 The history of development of baseball in Japan closely mirrors the development of our economy. A mathematics teacher from the United States, Horace Wilson had first brought baseball to Japan. He built a baseball field in Kanda-Nishikicho in 1872 (5th year of Meiji) while he was a teacher at the 1st Junior High School, which was the predecessor to the 1st Senior High School / University of Tokyo. In the United States, it was in 1872 when baseball took the form of baseball as we know it today. It was in 1875 when, rather than playing with bare hands, equipment began to be used and 9-man teams were formed. Baseball, thus, originated both in the United States and Japan at the same time. A book that categorically described baseball in Japan and the United States being as different as fish burgers and sushi in spite of the similarity in the rules was published the year before last. The title is “Baseball, a Beautiful Thing” with a subtitle, “American Baseball and Akita Baseball". Its author was Kazuo Sayama, an expert of the Major League who graduated from Keio University.

 According to Sayama, the biggest issue in American baseball is to earn money and to win. The root of the differences in Japan and the United States is the difference in the process of the spread of baseball. He also proclaims that the basic difference lies in the difference between agricultural people and hunting people.

 In the United States, baseball grew out of club teams, and professional baseball was started in 1869 whereas in Japan, baseball originated primarily among students and professional teams were not organized until 1936.

 Isoo Abe of Waseda University called for, “fair and square games, fair play, the winners not to be arrogant, and the losers not to be discouraged”. This spirit continues to permeate among the baseball players in Japan.

 If baseball sticks to Small Baseball rather than Large Baseball as in the United States, it is rather more fitting to agrarian people.
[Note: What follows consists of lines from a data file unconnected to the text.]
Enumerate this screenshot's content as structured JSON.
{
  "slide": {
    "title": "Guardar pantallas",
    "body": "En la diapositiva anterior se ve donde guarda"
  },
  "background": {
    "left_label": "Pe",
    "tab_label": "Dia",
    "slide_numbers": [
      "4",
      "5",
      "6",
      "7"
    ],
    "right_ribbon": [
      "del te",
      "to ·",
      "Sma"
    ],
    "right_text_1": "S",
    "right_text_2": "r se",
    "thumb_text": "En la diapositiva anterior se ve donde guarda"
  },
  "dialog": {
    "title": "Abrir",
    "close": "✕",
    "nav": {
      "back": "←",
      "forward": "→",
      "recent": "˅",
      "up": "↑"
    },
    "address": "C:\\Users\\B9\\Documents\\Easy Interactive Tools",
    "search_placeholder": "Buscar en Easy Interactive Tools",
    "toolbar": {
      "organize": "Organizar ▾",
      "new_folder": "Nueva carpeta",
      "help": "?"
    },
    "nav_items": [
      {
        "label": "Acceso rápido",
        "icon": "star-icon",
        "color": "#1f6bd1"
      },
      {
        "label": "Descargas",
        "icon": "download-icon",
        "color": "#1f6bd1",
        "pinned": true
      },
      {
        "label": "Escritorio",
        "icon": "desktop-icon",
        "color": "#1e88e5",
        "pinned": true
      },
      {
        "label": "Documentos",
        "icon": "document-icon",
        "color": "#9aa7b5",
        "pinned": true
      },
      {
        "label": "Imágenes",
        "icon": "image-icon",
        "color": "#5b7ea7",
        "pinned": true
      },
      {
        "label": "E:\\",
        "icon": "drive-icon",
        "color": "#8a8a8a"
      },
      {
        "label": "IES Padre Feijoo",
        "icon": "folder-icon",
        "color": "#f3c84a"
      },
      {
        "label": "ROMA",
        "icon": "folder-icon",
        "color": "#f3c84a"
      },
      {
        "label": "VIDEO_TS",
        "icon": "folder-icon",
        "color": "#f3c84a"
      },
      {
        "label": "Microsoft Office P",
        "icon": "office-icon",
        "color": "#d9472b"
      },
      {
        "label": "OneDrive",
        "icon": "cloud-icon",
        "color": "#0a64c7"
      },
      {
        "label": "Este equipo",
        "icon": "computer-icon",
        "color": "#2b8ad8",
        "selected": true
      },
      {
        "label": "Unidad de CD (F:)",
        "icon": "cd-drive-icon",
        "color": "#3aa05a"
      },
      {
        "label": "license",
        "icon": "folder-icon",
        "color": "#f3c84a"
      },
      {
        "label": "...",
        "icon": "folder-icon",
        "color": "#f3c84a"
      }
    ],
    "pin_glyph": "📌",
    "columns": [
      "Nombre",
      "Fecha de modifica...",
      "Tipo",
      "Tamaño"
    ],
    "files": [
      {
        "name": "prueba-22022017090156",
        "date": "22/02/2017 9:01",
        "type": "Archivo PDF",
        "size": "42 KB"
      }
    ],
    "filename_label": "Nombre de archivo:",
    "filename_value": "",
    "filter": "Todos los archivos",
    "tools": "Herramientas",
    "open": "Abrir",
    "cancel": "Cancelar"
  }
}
There are pauses in baseball and there is no need for constant motion. For fielding and running, it is more suited to smaller person with speed. If the ball comes straight to the fielder, it will not be a hit. Moreover, batting averages in the .300 as the top limit are characteristics that differ from other sports.

 Japan achieved its giant economic status thanks to the 4 strengths. It is not a dream that Japanese baseball, by the same strengths, would lead the baseball in the world.

 My dream is for Japanese baseball, based on the ‘way of baseball’ espoused by Isoo Abe, spread throughout the world.